15th ERCOFTAC Da Vinci Competition 2020 - Interview with Da Vinci Finalists

Giovanni Iacbello - finalist
of 15th Da Vinci Competition 2020

Giovanni Iacobello

(University of Surrey, TurbulenceCentre for Aerodynamics and Environmental FlowSchool of Mechanical Engineering SciencesInstitute for Sustainability)


  • What is the topic of your Ph.D. thesis?

"Spatio-temporal analysis of wall-bounded turbulence: A multidisciplinary perspective via complex networks"

My PhD focused on the data-driven modelling of turbulent flows under the supervision of Prof. Stefania Scarsoglio, specifically by building bridges between complex network science and wall-bounded turbulence. I showcased the potential benefit and impact of network-based modelling of wall turbulence, under three main perspectives: time series analysis, spatio-temporal fields (typical of numerical simulations), and Lagrangian dispersion.

  • What are you currently working on?

Building upon my PhD work, I have continued working on the data-driven modelling and data assimilation of turbulent flows. While I still pursue fundamental research in wall-bounded turbulence, I have recently extended my research portfolio by including atmospheric (turbulent) flows – including air quality – and unsteady aerodynamics. Particularly, I have been developing network-based methodologies for signal reconstruction and estimation under challenging conditions (e.g., sparsity and/or noise).

  • What motivates you in your work?

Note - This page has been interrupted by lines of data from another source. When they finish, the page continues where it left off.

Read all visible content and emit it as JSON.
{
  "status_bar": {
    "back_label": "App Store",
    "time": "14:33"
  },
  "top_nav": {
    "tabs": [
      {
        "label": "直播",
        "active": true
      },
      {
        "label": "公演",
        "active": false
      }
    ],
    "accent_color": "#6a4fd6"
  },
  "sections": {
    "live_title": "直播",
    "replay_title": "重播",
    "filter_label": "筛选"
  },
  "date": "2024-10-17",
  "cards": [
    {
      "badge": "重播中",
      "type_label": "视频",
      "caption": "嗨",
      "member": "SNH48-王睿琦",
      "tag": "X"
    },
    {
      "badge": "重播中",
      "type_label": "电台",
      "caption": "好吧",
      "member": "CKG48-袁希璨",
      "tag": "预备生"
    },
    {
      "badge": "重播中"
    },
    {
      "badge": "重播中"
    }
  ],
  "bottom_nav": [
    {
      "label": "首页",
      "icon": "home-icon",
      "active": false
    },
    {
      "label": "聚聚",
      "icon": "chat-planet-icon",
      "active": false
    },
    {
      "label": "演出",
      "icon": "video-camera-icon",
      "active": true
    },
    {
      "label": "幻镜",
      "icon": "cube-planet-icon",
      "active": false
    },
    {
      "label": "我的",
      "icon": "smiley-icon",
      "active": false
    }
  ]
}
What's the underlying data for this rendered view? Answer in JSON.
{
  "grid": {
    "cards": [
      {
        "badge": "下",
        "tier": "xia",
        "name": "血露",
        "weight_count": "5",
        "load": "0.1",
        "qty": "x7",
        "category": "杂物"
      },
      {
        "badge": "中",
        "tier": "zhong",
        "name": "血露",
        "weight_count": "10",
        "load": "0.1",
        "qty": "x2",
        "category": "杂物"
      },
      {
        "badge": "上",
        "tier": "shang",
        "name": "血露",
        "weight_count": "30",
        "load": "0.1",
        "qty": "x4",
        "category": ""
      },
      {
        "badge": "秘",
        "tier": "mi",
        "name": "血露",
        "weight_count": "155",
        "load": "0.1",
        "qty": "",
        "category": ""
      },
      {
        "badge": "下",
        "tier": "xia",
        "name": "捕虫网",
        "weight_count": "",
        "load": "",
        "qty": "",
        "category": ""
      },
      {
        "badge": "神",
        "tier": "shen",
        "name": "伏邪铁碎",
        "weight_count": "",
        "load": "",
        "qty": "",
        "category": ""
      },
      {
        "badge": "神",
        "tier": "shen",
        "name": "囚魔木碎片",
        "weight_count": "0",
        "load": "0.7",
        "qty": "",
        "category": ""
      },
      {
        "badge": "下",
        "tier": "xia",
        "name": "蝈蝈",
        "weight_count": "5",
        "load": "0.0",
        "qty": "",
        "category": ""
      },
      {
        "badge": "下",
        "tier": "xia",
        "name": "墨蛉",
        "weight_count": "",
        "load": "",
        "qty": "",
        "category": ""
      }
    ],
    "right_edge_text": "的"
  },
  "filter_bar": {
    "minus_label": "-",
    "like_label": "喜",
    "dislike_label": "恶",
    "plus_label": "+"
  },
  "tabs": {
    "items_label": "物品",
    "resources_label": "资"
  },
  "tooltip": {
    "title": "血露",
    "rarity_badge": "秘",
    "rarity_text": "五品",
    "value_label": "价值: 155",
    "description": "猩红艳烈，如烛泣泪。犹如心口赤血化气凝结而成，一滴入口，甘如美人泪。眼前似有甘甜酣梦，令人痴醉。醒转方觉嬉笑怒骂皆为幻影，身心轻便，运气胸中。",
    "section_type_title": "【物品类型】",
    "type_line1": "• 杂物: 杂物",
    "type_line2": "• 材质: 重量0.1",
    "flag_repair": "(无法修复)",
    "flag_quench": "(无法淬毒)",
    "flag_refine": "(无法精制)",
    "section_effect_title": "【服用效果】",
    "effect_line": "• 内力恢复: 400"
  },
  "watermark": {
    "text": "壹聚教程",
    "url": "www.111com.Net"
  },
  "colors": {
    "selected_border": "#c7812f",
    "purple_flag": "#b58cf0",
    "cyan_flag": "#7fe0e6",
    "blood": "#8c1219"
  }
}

Fluid mechanics is an immensely fascinating topic with huge implications so, for a curious person like me, the complexity of fluid behaviour really stimulates me in untangling their mysteries (I guess this is a common feeling among fluid mechanics researchers). Likewise, I have found a particular interest in complex systems, specifically complex network modelling. I am particularly motivated by the idea of carrying out multidisciplinary research, as I do believe future research (especially in fluid mechanics) would significantly benefit from such cross-pollination. Last but not least, I had the privilege of working with extraordinary colleagues and mentors, who have opened my eyes to the importance and joy of scientific research. Working in collaboration with others, as well as enjoying the exchange of ideas through conferences, is definitely a motivating aspect of this job.

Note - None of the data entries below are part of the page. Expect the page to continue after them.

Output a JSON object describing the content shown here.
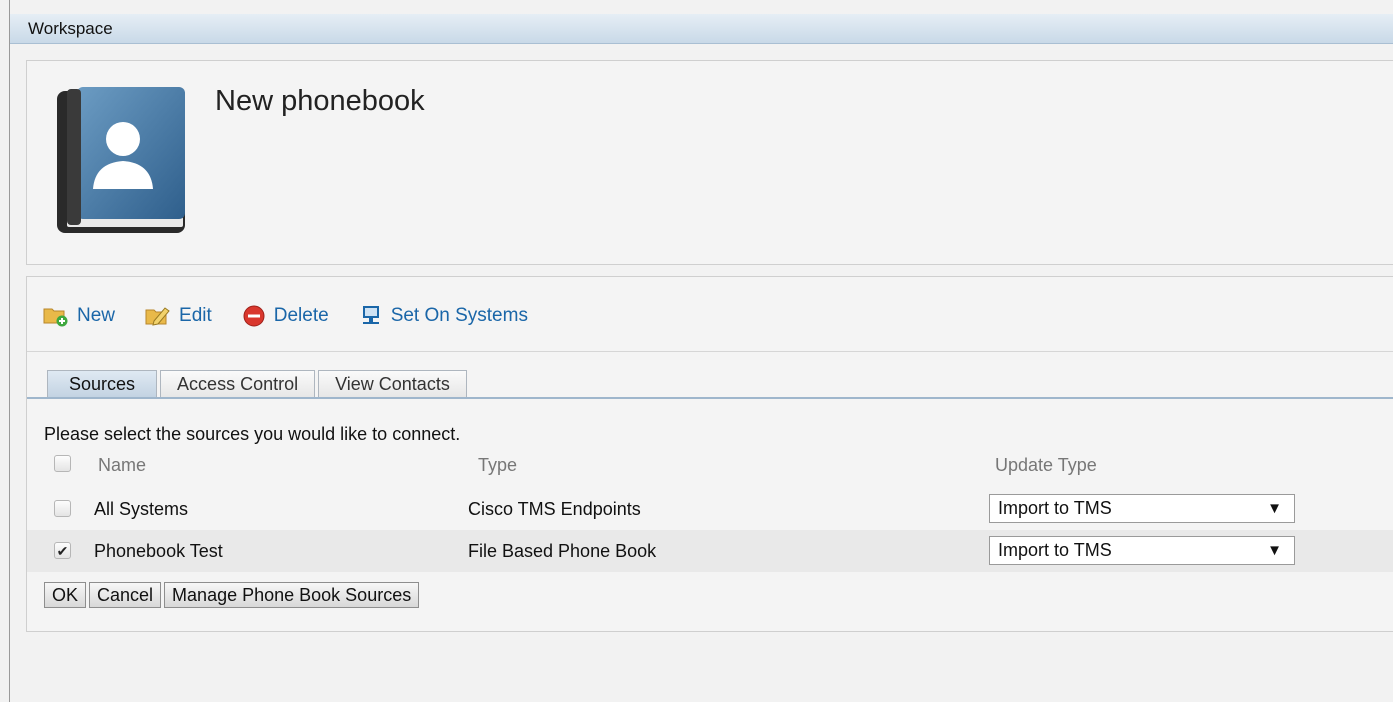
{
  "header": {
    "title": "Workspace"
  },
  "phonebook": {
    "title": "New phonebook"
  },
  "toolbar": {
    "new_label": "New",
    "edit_label": "Edit",
    "delete_label": "Delete",
    "set_on_systems_label": "Set On Systems"
  },
  "tabs": [
    {
      "label": "Sources",
      "active": true
    },
    {
      "label": "Access Control",
      "active": false
    },
    {
      "label": "View Contacts",
      "active": false
    }
  ],
  "sources": {
    "prompt": "Please select the sources you would like to connect.",
    "columns": {
      "name": "Name",
      "type": "Type",
      "update_type": "Update Type"
    },
    "rows": [
      {
        "name": "All Systems",
        "type": "Cisco TMS Endpoints",
        "update_type": "Import to TMS",
        "checked": false
      },
      {
        "name": "Phonebook Test",
        "type": "File Based Phone Book",
        "update_type": "Import to TMS",
        "checked": true
      }
    ]
  },
  "buttons": {
    "ok": "OK",
    "cancel": "Cancel",
    "manage": "Manage Phone Book Sources"
  },
  "icons": {
    "new": "folder-add-icon",
    "edit": "folder-edit-icon",
    "delete": "delete-icon",
    "set_on_systems": "monitor-icon",
    "phonebook": "phonebook-book-icon"
  },
  "colors": {
    "link": "#1a66a8",
    "header": "#c9d9e8",
    "delete": "#d9372d"
  }
}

  • What did the Da Vinci competition mean to you?

I was honoured and enthusiastic to hear I was selected as one of the finalists of the ERCOFTAC da Vinci competition, as it is one of the most prestigious PhD award competitions and the level of the participants is outstanding. Being part of the finalists panel surely made me – and my supervisors – proud of the hard work carried out during my PhD.

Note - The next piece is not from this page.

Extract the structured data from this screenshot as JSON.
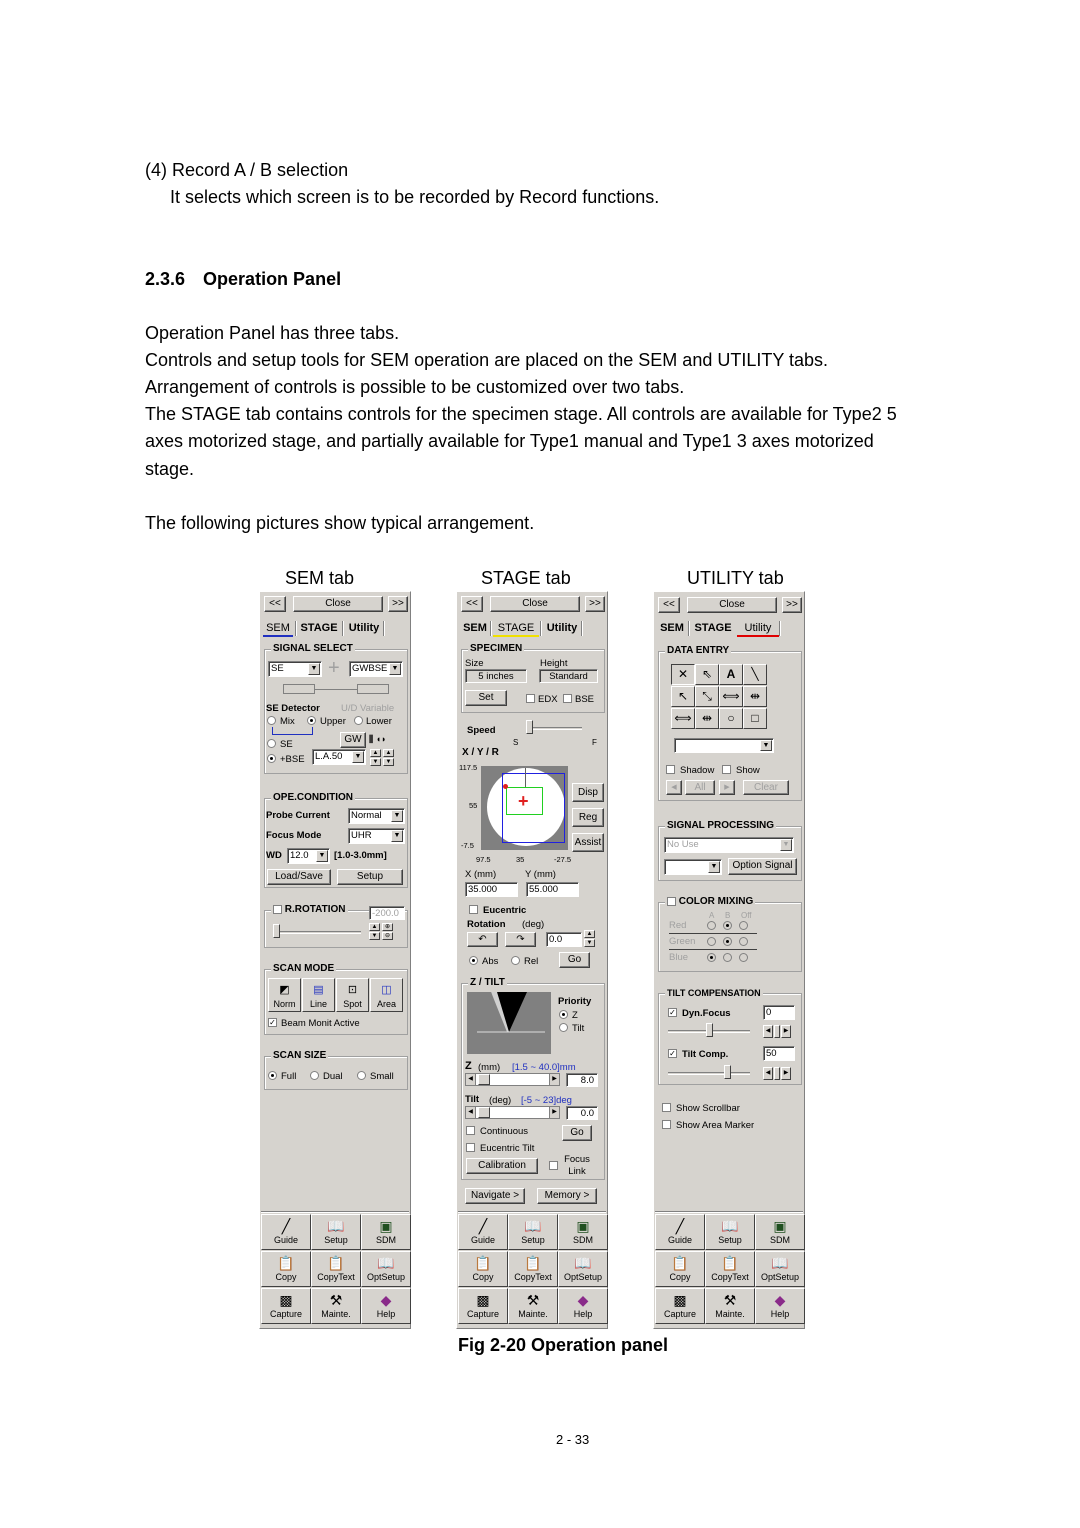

  • How has your professional life evolved since the da Vinci competition and where do you see yourself in five years?

After the da Vinci competition, I spent about two years as a Postdoctoral researcher before getting a new position as a Lecturer (Assistant Professor) at the University of Surrey (UK). In five years, I aim to build my research group as an early-career researcher to tackle current issues involving turbulent flows (e.g., in terms of sustainable environment) via multidisciplinary approaches.

  • What advice would you give to new PhD students starting in fluid mechanics?

Fluid mechanics is a sort of metaphor for life: strong nonlinearities, hard to forecast, and chaotic but rich of opportunities for enjoyment. So, my advice is threefold: enjoy the journey regardless of the obstacles, let your curiosity and perseverance drive the journey, and be open to collaborative efforts as networking is crucial.


Date: ERCOFTAC Da Vinci Competition Final 2020/2021: 22nd April 2021
Hosted by Pilot Centre United KingdomERCOFTAC Spring Festival 2021 as an online Zoom meeting